▶ What the task requires
Report how many lines in the data below hold the string "list". Nothing else should appear in the answer.

*** Data extract Section Begins ***

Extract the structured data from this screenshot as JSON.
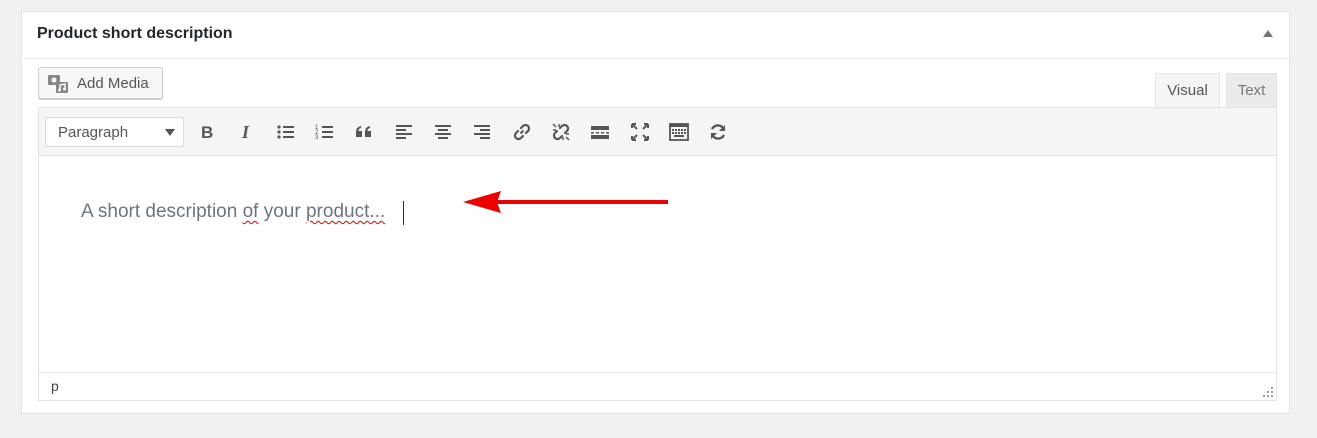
{
  "metabox": {
    "title": "Product short description"
  },
  "media": {
    "add_media_label": "Add Media"
  },
  "tabs": {
    "visual": "Visual",
    "text": "Text"
  },
  "toolbar": {
    "format_value": "Paragraph",
    "buttons": [
      "bold-icon",
      "italic-icon",
      "bulleted-list-icon",
      "numbered-list-icon",
      "blockquote-icon",
      "align-left-icon",
      "align-center-icon",
      "align-right-icon",
      "insert-link-icon",
      "remove-link-icon",
      "read-more-icon",
      "fullscreen-icon",
      "toolbar-toggle-icon",
      "refresh-icon"
    ]
  },
  "editor": {
    "placeholder_part1": "A short description ",
    "placeholder_part2": "of",
    "placeholder_part3": " your ",
    "placeholder_part4": "product...",
    "annotation_color": "#e00"
  },
  "statusbar": {
    "path": "p"
  }
}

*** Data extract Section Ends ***

▶ Problem solution
2